18. Timna Park
This is a great stop on the way N to S (or vice versa). It really breaks up the drive, and the scenery is beautiful! Timna used to be a copper mine and was used back to 5000 BC! At the entrance of the park are giant Egyptian figures which was confusing at first until I saw the informational movie at the Visitor’s Center! Make sure to watch that movie!
The park is the most famous for the geological features that are in surprisingly close proximity to each other. The park is arranged as a “drive through” where you’re able to visit each one along the way. Some are right off the road, and some require a short walk.
The most famous of the formations are Solomon’s Pillars, the Mushroom, and the Arches. But there are way more than just those.
At the end of the drive is an oasis with Egyptian themed paddle boats and a souvenir-making stand! They have sand made from the area that you’re able to pour into little bottles to save for later! Make sure you pack it full with a mud stopper so the sand doesn’t move around later.
Eilat was a surprise for me because I was previously in Aqaba which is just across the border from Eilat. I guess I assumed that it would be similar, but it had a different vibe!
Eilat is definitely a beach town! I found an amazing room (with a HOT TUB!!!) that was a short walk from the beach. The beach is easily accessible, and you can pet some stray cats as you dip your toes in the water or swim!
Also in Eilat is Coral World!! It’s almost like an aquarium, although a lot of it is outside. There are many little exhibits to see the wildlife you can expect to see in the Red Sea. The best part is the Underwater Observatory which allows you to see an active reef with fishies! There is a movie you can watch but make sure to ask for English headphones lol.

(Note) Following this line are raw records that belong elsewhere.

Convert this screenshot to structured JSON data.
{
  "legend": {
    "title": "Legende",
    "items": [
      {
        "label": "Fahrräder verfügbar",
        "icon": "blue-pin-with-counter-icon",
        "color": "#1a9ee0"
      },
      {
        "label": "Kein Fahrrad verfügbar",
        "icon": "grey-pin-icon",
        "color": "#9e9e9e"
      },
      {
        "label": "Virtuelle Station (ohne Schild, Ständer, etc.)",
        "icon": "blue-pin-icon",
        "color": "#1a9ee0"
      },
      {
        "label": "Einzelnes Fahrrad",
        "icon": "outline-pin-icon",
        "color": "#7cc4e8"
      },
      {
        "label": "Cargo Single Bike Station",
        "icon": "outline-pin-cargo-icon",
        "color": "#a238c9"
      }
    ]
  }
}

I didn’t :S
There is also Dolphin Reef where you can swim and interact with dolphins, but the best part is that the dolphins are in their natural environment. Dolphins are friendly creatures by nature, so they will swim up and investigate the snorkelers without being forced to.
Even though this is a list of places to visit in Israel besides Jerusalem, I still have to talk about it! It is after all a holy city for Christianity, Islam, and Judaism. What’s really bananas is that it’s one of the oldest cities in the world, and it’s been destroyed twice, besieged 23 times, attacked 52 times, and captured/recaptured 44 times (Thanks Wikipedia!)
With all that history, the city walls look amazing. I had a great time wandering the old city’s markets. I bought a gorgeous dress for my friend there (it’s under souvenirs in my Israel budget).